= WHAT YOU ARE ASKED TO DO =
Count how many lines of the listing contain "připojení", then give that number and nothing more.
================================
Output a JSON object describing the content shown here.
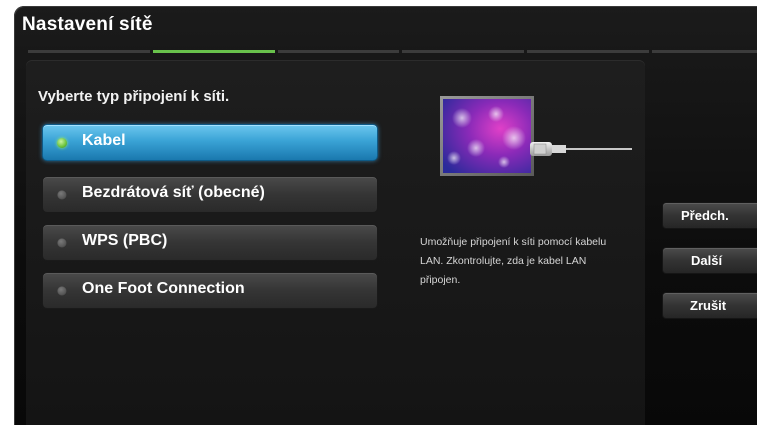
{
  "window": {
    "title": "Nastavení sítě"
  },
  "steps": {
    "count": 6,
    "active_index": 1,
    "active_color": "#69c24c",
    "inactive_color": "#3c3c3c"
  },
  "prompt": "Vyberte typ připojení k síti.",
  "options": [
    {
      "label": "Kabel",
      "selected": true
    },
    {
      "label": "Bezdrátová síť (obecné)",
      "selected": false
    },
    {
      "label": "WPS (PBC)",
      "selected": false
    },
    {
      "label": "One Foot Connection",
      "selected": false
    }
  ],
  "illustration": {
    "icon": "tv-lan-cable-icon"
  },
  "description": "Umožňuje připojení k síti pomocí kabelu LAN. Zkontrolujte, zda je kabel LAN připojen.",
  "buttons": {
    "previous": "Předch.",
    "next": "Další",
    "cancel": "Zrušit"
  },
  "colors": {
    "selection_blue": "#3aa3d6",
    "radio_green": "#6ac23a",
    "background": "#0c0c0c"
  }
}
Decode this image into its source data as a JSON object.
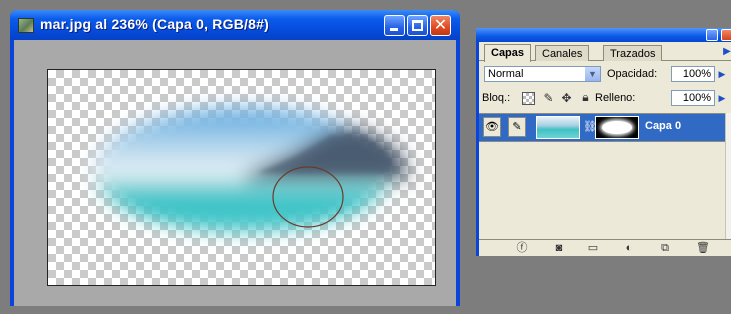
{
  "document": {
    "title": "mar.jpg al 236% (Capa 0, RGB/8#)",
    "icon": "image-file-icon"
  },
  "palette": {
    "tabs": [
      {
        "label": "Capas",
        "active": true
      },
      {
        "label": "Canales",
        "active": false
      },
      {
        "label": "Trazados",
        "active": false
      }
    ],
    "blend_mode": "Normal",
    "opacity_label": "Opacidad:",
    "opacity_value": "100%",
    "lock_label": "Bloq.:",
    "fill_label": "Relleno:",
    "fill_value": "100%",
    "layers": [
      {
        "name": "Capa 0",
        "visible": true,
        "selected": true,
        "has_mask": true
      }
    ],
    "footer_icons": [
      "link-layers-icon",
      "layer-style-icon",
      "add-mask-icon",
      "new-group-icon",
      "adjustment-layer-icon",
      "new-layer-icon",
      "trash-icon"
    ]
  },
  "colors": {
    "xp_titlebar": "#0a5bec",
    "selected_layer": "#316ac5",
    "palette_bg": "#ece9d8"
  }
}
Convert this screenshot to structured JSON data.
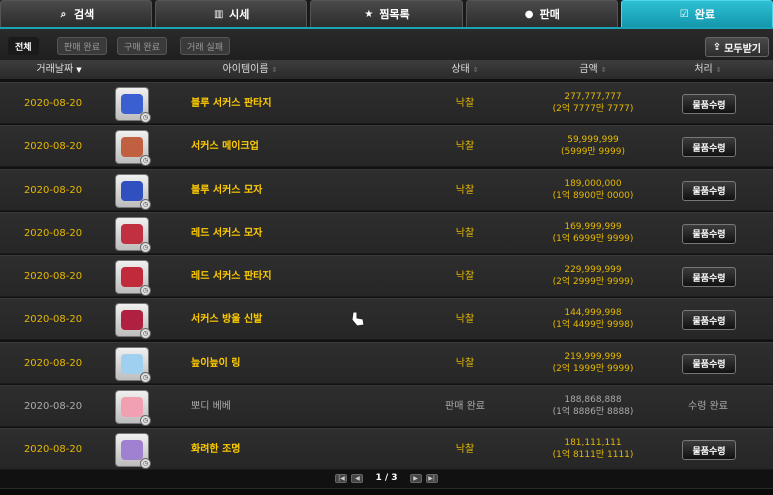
{
  "tabs": [
    {
      "label": "검색",
      "icon": "search-icon",
      "glyph": "⌕"
    },
    {
      "label": "시세",
      "icon": "bar-chart-icon",
      "glyph": "▥"
    },
    {
      "label": "찜목록",
      "icon": "star-icon",
      "glyph": "★"
    },
    {
      "label": "판매",
      "icon": "coin-icon",
      "glyph": "●"
    },
    {
      "label": "완료",
      "icon": "check-box-icon",
      "glyph": "☑"
    }
  ],
  "filters": {
    "all": "전체",
    "sale_done": "판매 완료",
    "buy_done": "구매 완료",
    "trade_failed": "거래 실패",
    "receive_all": "모두받기",
    "receive_icon": "upload-icon"
  },
  "columns": {
    "date": "거래날짜",
    "item": "아이템이름",
    "status": "상태",
    "amount": "금액",
    "action": "처리"
  },
  "rows": [
    {
      "date": "2020-08-20",
      "name": "블루 서커스 판타지",
      "status": "낙찰",
      "amount": "277,777,777",
      "amount_kr": "(2억 7777만 7777)",
      "action": "물품수령",
      "icon": "blue-circus-outfit-icon",
      "color": "#3a5fd0"
    },
    {
      "date": "2020-08-20",
      "name": "서커스 메이크업",
      "status": "낙찰",
      "amount": "59,999,999",
      "amount_kr": "(5999만 9999)",
      "action": "물품수령",
      "icon": "makeup-scroll-icon",
      "color": "#c06040"
    },
    {
      "date": "2020-08-20",
      "name": "블루 서커스 모자",
      "status": "낙찰",
      "amount": "189,000,000",
      "amount_kr": "(1억 8900만 0000)",
      "action": "물품수령",
      "icon": "blue-circus-hat-icon",
      "color": "#3050c0"
    },
    {
      "date": "2020-08-20",
      "name": "레드 서커스 모자",
      "status": "낙찰",
      "amount": "169,999,999",
      "amount_kr": "(1억 6999만 9999)",
      "action": "물품수령",
      "icon": "red-circus-hat-icon",
      "color": "#c03040"
    },
    {
      "date": "2020-08-20",
      "name": "레드 서커스 판타지",
      "status": "낙찰",
      "amount": "229,999,999",
      "amount_kr": "(2억 2999만 9999)",
      "action": "물품수령",
      "icon": "red-circus-outfit-icon",
      "color": "#c02a3a"
    },
    {
      "date": "2020-08-20",
      "name": "서커스 방울 신발",
      "status": "낙찰",
      "amount": "144,999,998",
      "amount_kr": "(1억 4499만 9998)",
      "action": "물품수령",
      "icon": "circus-shoes-icon",
      "color": "#b02040"
    },
    {
      "date": "2020-08-20",
      "name": "늪이늪이 링",
      "status": "낙찰",
      "amount": "219,999,999",
      "amount_kr": "(2억 1999만 9999)",
      "action": "물품수령",
      "icon": "ring-effect-icon",
      "color": "#9fd0f0"
    },
    {
      "date": "2020-08-20",
      "name": "뽀디 베베",
      "status": "판매 완료",
      "amount": "188,868,888",
      "amount_kr": "(1억 8886만 8888)",
      "action": "수령 완료",
      "icon": "pet-doll-icon",
      "color": "#f0a0b0",
      "done": true
    },
    {
      "date": "2020-08-20",
      "name": "화려한 조명",
      "status": "낙찰",
      "amount": "181,111,111",
      "amount_kr": "(1억 8111만 1111)",
      "action": "물품수령",
      "icon": "spotlight-effect-icon",
      "color": "#a080d0"
    }
  ],
  "pager": {
    "text": "1 / 3"
  }
}
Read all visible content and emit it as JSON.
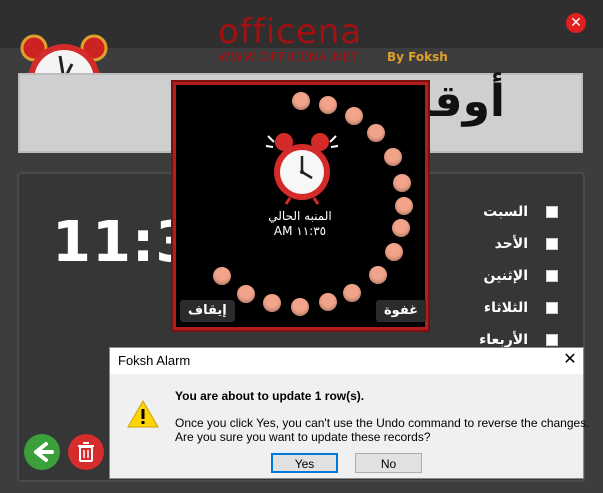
{
  "app": {
    "logo": "officena",
    "tagline": "WWW.OFFICENA.NET",
    "byline": "By Foksh",
    "close_icon": "close-icon",
    "header_title": "أوقات المعالجة",
    "time_display": "11:35",
    "days": [
      "السبت",
      "الأحد",
      "الإثنين",
      "الثلاثاء",
      "الأربعاء"
    ],
    "back_icon": "arrow-left-icon",
    "delete_icon": "trash-icon"
  },
  "popup": {
    "current_label": "المنبه الحالي",
    "current_time": "AM ١١:٣٥",
    "stop_label": "إيقاف",
    "snooze_label": "غفوة"
  },
  "dialog": {
    "title": "Foksh Alarm",
    "headline": "You are about to update 1 row(s).",
    "body_line1": "Once you click Yes, you can't use the Undo command to reverse the changes.",
    "body_line2": "Are you sure you want to update these records?",
    "yes_label": "Yes",
    "no_label": "No",
    "warning_icon": "warning-icon",
    "close_icon": "close-icon"
  },
  "colors": {
    "brand": "#a40f0f",
    "accent": "#e0a12a",
    "popup_border": "#b21e1e",
    "dot": "#f2a48a"
  }
}
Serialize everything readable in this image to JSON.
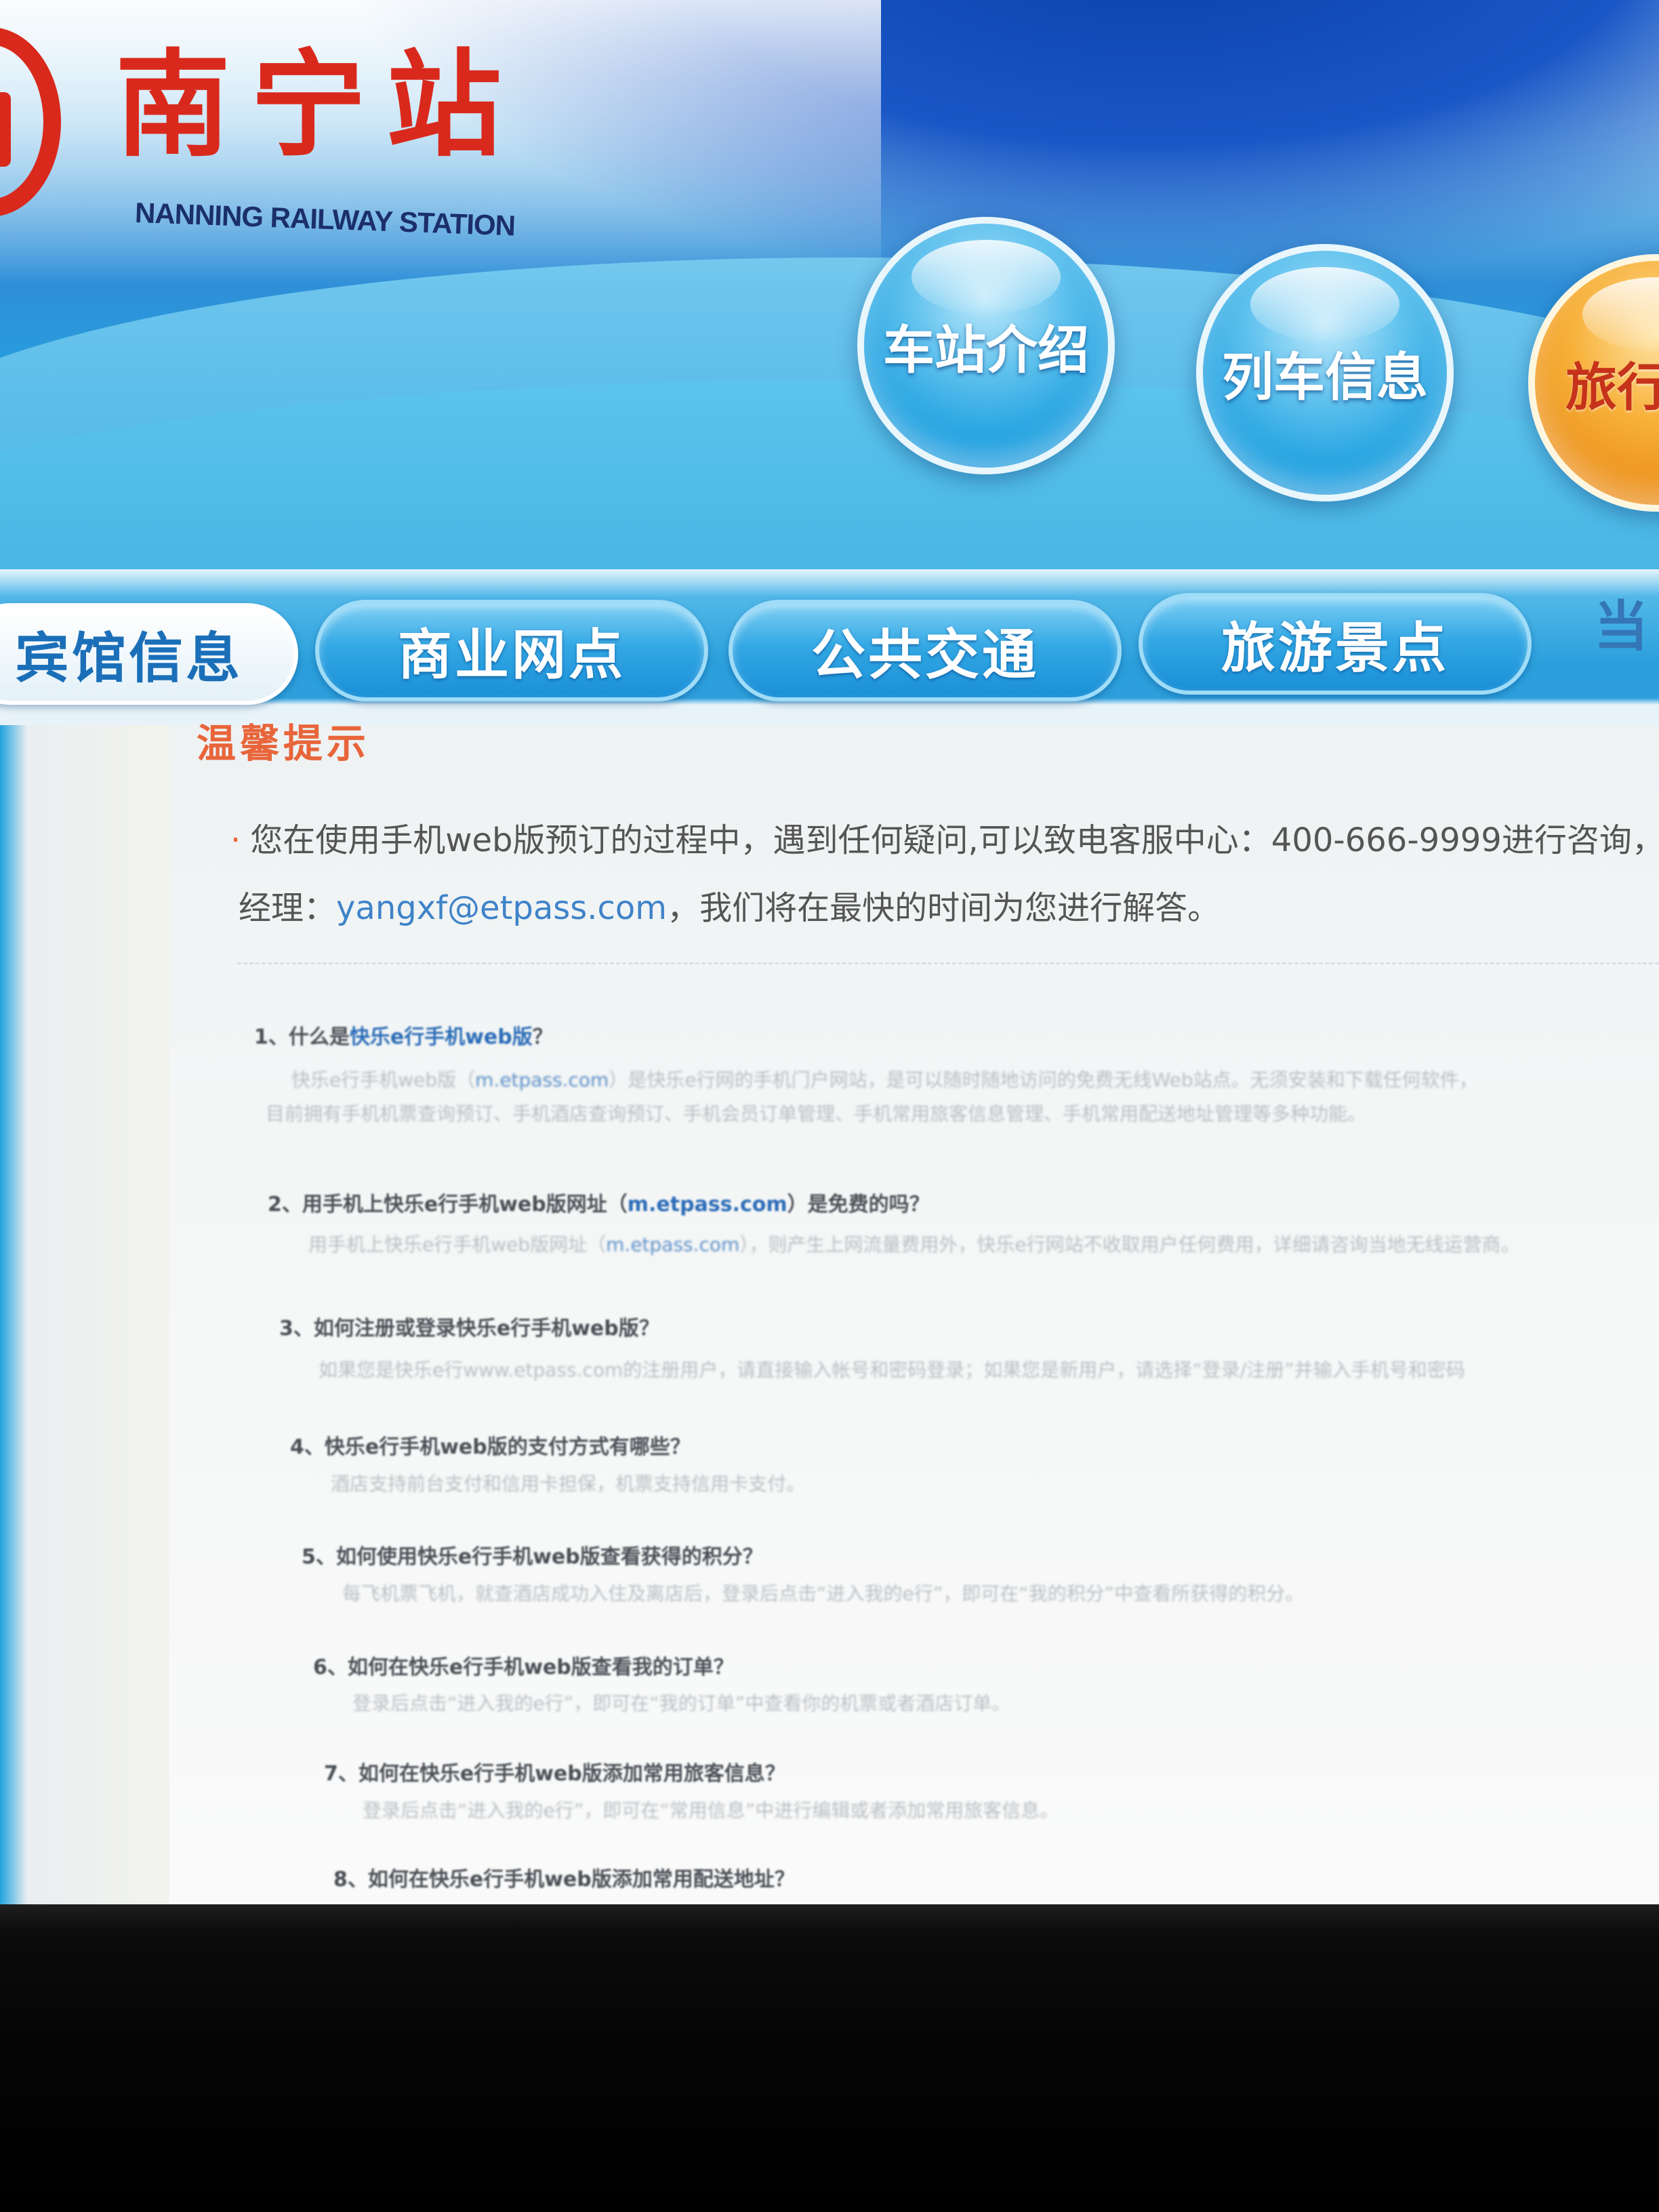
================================
= EXPECTED OUTPUT =
2